[Dataset rows for apps and sites]
⁂

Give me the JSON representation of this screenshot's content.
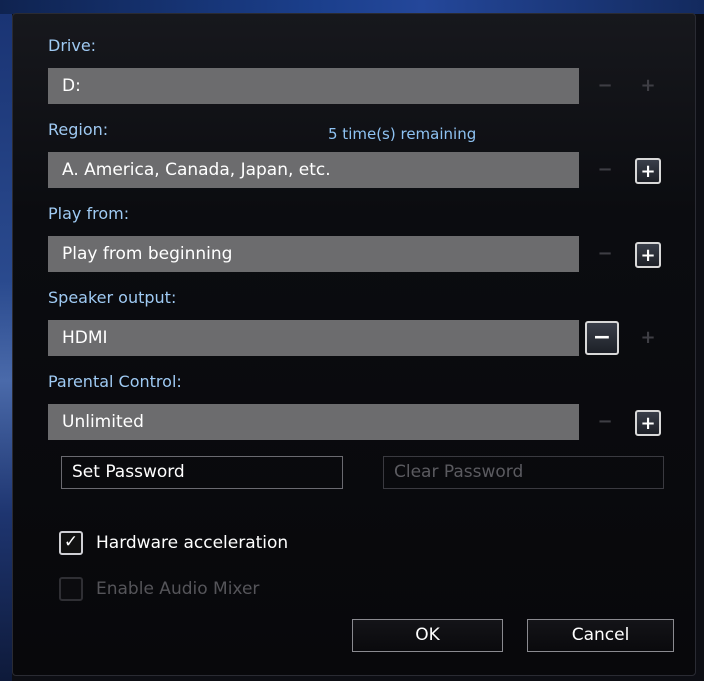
{
  "drive": {
    "label": "Drive:",
    "value": "D:",
    "minus": "−",
    "plus": "+"
  },
  "region": {
    "label": "Region:",
    "remaining": "5 time(s) remaining",
    "value": "A. America, Canada, Japan, etc.",
    "minus": "−",
    "plus": "+"
  },
  "play_from": {
    "label": "Play from:",
    "value": "Play from beginning",
    "minus": "−",
    "plus": "+"
  },
  "speaker_output": {
    "label": "Speaker output:",
    "value": "HDMI",
    "minus": "−",
    "plus": "+"
  },
  "parental_control": {
    "label": "Parental Control:",
    "value": "Unlimited",
    "minus": "−",
    "plus": "+"
  },
  "password": {
    "set_label": "Set Password",
    "clear_label": "Clear Password"
  },
  "options": {
    "hardware_acceleration": {
      "label": "Hardware acceleration",
      "checked": true,
      "mark": "✓"
    },
    "audio_mixer": {
      "label": "Enable Audio Mixer",
      "checked": false,
      "enabled": false
    }
  },
  "buttons": {
    "ok": "OK",
    "cancel": "Cancel"
  },
  "colors": {
    "label_blue": "#9fcaf3",
    "field_gray": "#6c6c6e",
    "dialog_bg": "#0b0c10"
  }
}
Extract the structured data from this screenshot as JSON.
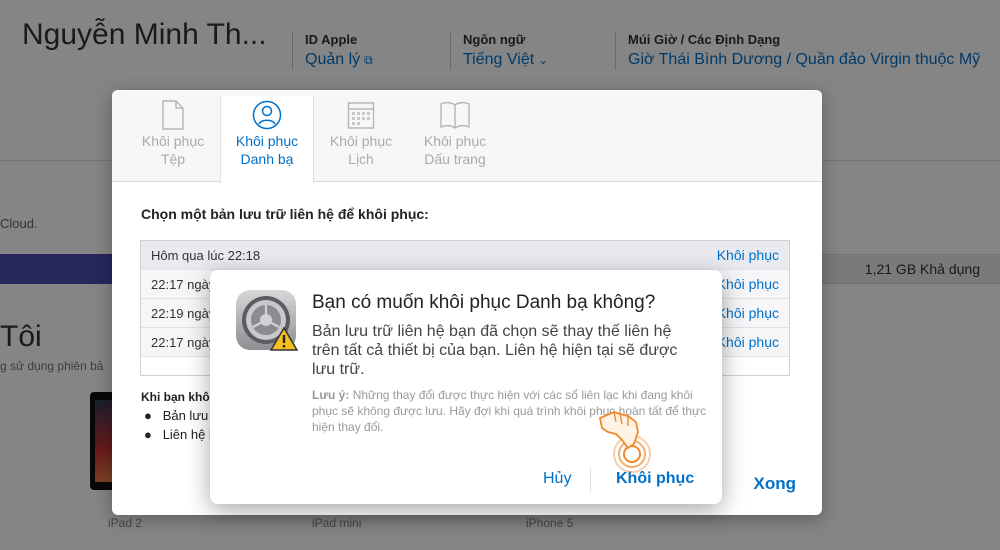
{
  "header": {
    "user_name": "Nguyễn Minh Th...",
    "apple_id": {
      "label": "ID Apple",
      "value": "Quản lý"
    },
    "language": {
      "label": "Ngôn ngữ",
      "value": "Tiếng Việt"
    },
    "timezone": {
      "label": "Múi Giờ / Các Định Dạng",
      "value": "Giờ Thái Bình Dương / Quần đảo Virgin thuộc Mỹ"
    }
  },
  "background": {
    "cloud_text": "Cloud.",
    "storage_available": "1,21 GB Khả dụng",
    "section_title": "Tôi",
    "section_subtitle": "g sử dụng phiên bả",
    "devices": [
      "iPad 2",
      "iPad mini",
      "iPhone 5"
    ]
  },
  "panel": {
    "tabs": [
      {
        "line1": "Khôi phục",
        "line2": "Tệp",
        "icon": "file-icon"
      },
      {
        "line1": "Khôi phục",
        "line2": "Danh bạ",
        "icon": "contacts-icon"
      },
      {
        "line1": "Khôi phục",
        "line2": "Lịch",
        "icon": "calendar-icon"
      },
      {
        "line1": "Khôi phục",
        "line2": "Dấu trang",
        "icon": "bookmarks-icon"
      }
    ],
    "heading": "Chọn một bản lưu trữ liên hệ để khôi phục:",
    "backups": [
      {
        "date": "Hôm qua lúc 22:18",
        "action": "Khôi phục"
      },
      {
        "date": "22:17 ngày",
        "action": "Khôi phục"
      },
      {
        "date": "22:19 ngày",
        "action": "Khôi phục"
      },
      {
        "date": "22:17 ngày",
        "action": "Khôi phục"
      }
    ],
    "note_title": "Khi bạn khô",
    "bullets": [
      "Bản lưu",
      "Liên hệ l"
    ],
    "done": "Xong"
  },
  "alert": {
    "title": "Bạn có muốn khôi phục Danh bạ không?",
    "message": "Bản lưu trữ liên hệ bạn đã chọn sẽ thay thế liên hệ trên tất cả thiết bị của bạn. Liên hệ hiện tại sẽ được lưu trữ.",
    "note_label": "Lưu ý:",
    "note": "Những thay đổi được thực hiện với các sổ liên lạc khi đang khôi phục sẽ không được lưu. Hãy đợi khi quá trình khôi phục hoàn tất để thực hiện thay đổi.",
    "cancel": "Hủy",
    "confirm": "Khôi phục"
  },
  "colors": {
    "accent": "#0070c9",
    "storage_bar": "#4b4bb5"
  }
}
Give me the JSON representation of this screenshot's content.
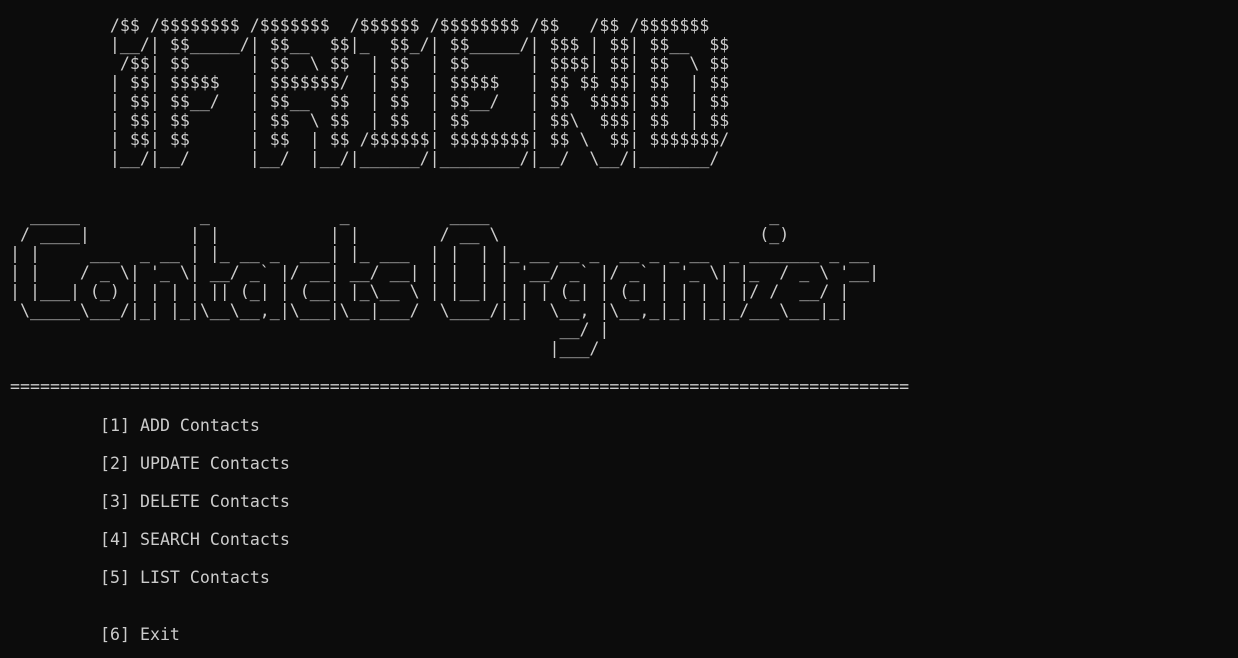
{
  "banner": {
    "findu_art": "          /$$ /$$$$$$$$ /$$$$$$$  /$$$$$$ /$$$$$$$$ /$$   /$$ /$$$$$$$\n          |__/| $$_____/| $$__  $$|_  $$_/| $$_____/| $$$ | $$| $$__  $$\n           /$$| $$      | $$  \\ $$  | $$  | $$      | $$$$| $$| $$  \\ $$\n          | $$| $$$$$   | $$$$$$$/  | $$  | $$$$$   | $$ $$ $$| $$  | $$\n          | $$| $$__/   | $$__  $$  | $$  | $$__/   | $$  $$$$| $$  | $$\n          | $$| $$      | $$  \\ $$  | $$  | $$      | $$\\  $$$| $$  | $$\n          | $$| $$      | $$  | $$ /$$$$$$| $$$$$$$$| $$ \\  $$| $$$$$$$/\n          |__/|__/      |__/  |__/|______/|________/|__/  \\__/|_______/",
    "contacts_art": "  _____            _             _          ____                            _\n / ____|          | |           | |        / __ \\                          (_)\n| |     ___  _ __ | |_ __ _  ___| |_ ___  | |  | |_ __ __ _  __ _ _ __  _ _______ _ __\n| |    / _ \\| '_ \\| __/ _` |/ __| __/ __| | |  | | '__/ _` |/ _` | '_ \\| |_  / _ \\ '__|\n| |___| (_) | | | | || (_| | (__| |_\\__ \\ | |__| | | | (_| | (_| | | | | |/ /  __/ |\n \\_____\\___/|_| |_|\\__\\__,_|\\___|\\__|___/  \\____/|_|  \\__, |\\__,_|_| |_|_/___\\___|_|\n                                                       __/ |\n                                                      |___/"
  },
  "separator": "==========================================================================================",
  "menu": {
    "items": [
      {
        "label": "[1] ADD Contacts"
      },
      {
        "label": "[2] UPDATE Contacts"
      },
      {
        "label": "[3] DELETE Contacts"
      },
      {
        "label": "[4] SEARCH Contacts"
      },
      {
        "label": "[5] LIST Contacts"
      },
      {
        "label": "[6] Exit"
      }
    ]
  },
  "colors": {
    "background": "#0c0c0c",
    "text": "#cccccc"
  }
}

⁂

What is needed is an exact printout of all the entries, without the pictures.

▶ _Solution to this problem_:
Give me the JSON representation of this screenshot's content.
{
  "drive": {
    "label": "Drive:",
    "value": "D:",
    "minus": "−",
    "plus": "+"
  },
  "region": {
    "label": "Region:",
    "remaining": "5 time(s) remaining",
    "value": "A. America, Canada, Japan, etc.",
    "minus": "−",
    "plus": "+"
  },
  "play_from": {
    "label": "Play from:",
    "value": "Play from beginning",
    "minus": "−",
    "plus": "+"
  },
  "speaker_output": {
    "label": "Speaker output:",
    "value": "HDMI",
    "minus": "−",
    "plus": "+"
  },
  "parental_control": {
    "label": "Parental Control:",
    "value": "Unlimited",
    "minus": "−",
    "plus": "+"
  },
  "password": {
    "set_label": "Set Password",
    "clear_label": "Clear Password"
  },
  "options": {
    "hardware_acceleration": {
      "label": "Hardware acceleration",
      "checked": true,
      "mark": "✓"
    },
    "audio_mixer": {
      "label": "Enable Audio Mixer",
      "checked": false,
      "enabled": false
    }
  },
  "buttons": {
    "ok": "OK",
    "cancel": "Cancel"
  },
  "colors": {
    "label_blue": "#9fcaf3",
    "field_gray": "#6c6c6e",
    "dialog_bg": "#0b0c10"
  }
}
Extract the structured data from this screenshot as JSON.
{
  "header": {
    "user_name": "Nguyễn Minh Th...",
    "apple_id": {
      "label": "ID Apple",
      "value": "Quản lý"
    },
    "language": {
      "label": "Ngôn ngữ",
      "value": "Tiếng Việt"
    },
    "timezone": {
      "label": "Múi Giờ / Các Định Dạng",
      "value": "Giờ Thái Bình Dương / Quần đảo Virgin thuộc Mỹ"
    }
  },
  "background": {
    "cloud_text": "Cloud.",
    "storage_available": "1,21 GB Khả dụng",
    "section_title": "Tôi",
    "section_subtitle": "g sử dụng phiên bả",
    "devices": [
      "iPad 2",
      "iPad mini",
      "iPhone 5"
    ]
  },
  "panel": {
    "tabs": [
      {
        "line1": "Khôi phục",
        "line2": "Tệp",
        "icon": "file-icon"
      },
      {
        "line1": "Khôi phục",
        "line2": "Danh bạ",
        "icon": "contacts-icon"
      },
      {
        "line1": "Khôi phục",
        "line2": "Lịch",
        "icon": "calendar-icon"
      },
      {
        "line1": "Khôi phục",
        "line2": "Dấu trang",
        "icon": "bookmarks-icon"
      }
    ],
    "heading": "Chọn một bản lưu trữ liên hệ để khôi phục:",
    "backups": [
      {
        "date": "Hôm qua lúc 22:18",
        "action": "Khôi phục"
      },
      {
        "date": "22:17 ngày",
        "action": "Khôi phục"
      },
      {
        "date": "22:19 ngày",
        "action": "Khôi phục"
      },
      {
        "date": "22:17 ngày",
        "action": "Khôi phục"
      }
    ],
    "note_title": "Khi bạn khô",
    "bullets": [
      "Bản lưu",
      "Liên hệ l"
    ],
    "done": "Xong"
  },
  "alert": {
    "title": "Bạn có muốn khôi phục Danh bạ không?",
    "message": "Bản lưu trữ liên hệ bạn đã chọn sẽ thay thế liên hệ trên tất cả thiết bị của bạn. Liên hệ hiện tại sẽ được lưu trữ.",
    "note_label": "Lưu ý:",
    "note": "Những thay đổi được thực hiện với các sổ liên lạc khi đang khôi phục sẽ không được lưu. Hãy đợi khi quá trình khôi phục hoàn tất để thực hiện thay đổi.",
    "cancel": "Hủy",
    "confirm": "Khôi phục"
  },
  "colors": {
    "accent": "#0070c9",
    "storage_bar": "#4b4bb5"
  }
}
Give me the JSON representation of this screenshot's content.
{
  "banner": {
    "findu_art": "          /$$ /$$$$$$$$ /$$$$$$$  /$$$$$$ /$$$$$$$$ /$$   /$$ /$$$$$$$\n          |__/| $$_____/| $$__  $$|_  $$_/| $$_____/| $$$ | $$| $$__  $$\n           /$$| $$      | $$  \\ $$  | $$  | $$      | $$$$| $$| $$  \\ $$\n          | $$| $$$$$   | $$$$$$$/  | $$  | $$$$$   | $$ $$ $$| $$  | $$\n          | $$| $$__/   | $$__  $$  | $$  | $$__/   | $$  $$$$| $$  | $$\n          | $$| $$      | $$  \\ $$  | $$  | $$      | $$\\  $$$| $$  | $$\n          | $$| $$      | $$  | $$ /$$$$$$| $$$$$$$$| $$ \\  $$| $$$$$$$/\n          |__/|__/      |__/  |__/|______/|________/|__/  \\__/|_______/",
    "contacts_art": "  _____            _             _          ____                            _\n / ____|          | |           | |        / __ \\                          (_)\n| |     ___  _ __ | |_ __ _  ___| |_ ___  | |  | |_ __ __ _  __ _ _ __  _ _______ _ __\n| |    / _ \\| '_ \\| __/ _` |/ __| __/ __| | |  | | '__/ _` |/ _` | '_ \\| |_  / _ \\ '__|\n| |___| (_) | | | | || (_| | (__| |_\\__ \\ | |__| | | | (_| | (_| | | | | |/ /  __/ |\n \\_____\\___/|_| |_|\\__\\__,_|\\___|\\__|___/  \\____/|_|  \\__, |\\__,_|_| |_|_/___\\___|_|\n                                                       __/ |\n                                                      |___/"
  },
  "separator": "==========================================================================================",
  "menu": {
    "items": [
      {
        "label": "[1] ADD Contacts"
      },
      {
        "label": "[2] UPDATE Contacts"
      },
      {
        "label": "[3] DELETE Contacts"
      },
      {
        "label": "[4] SEARCH Contacts"
      },
      {
        "label": "[5] LIST Contacts"
      },
      {
        "label": "[6] Exit"
      }
    ]
  },
  "colors": {
    "background": "#0c0c0c",
    "text": "#cccccc"
  }
}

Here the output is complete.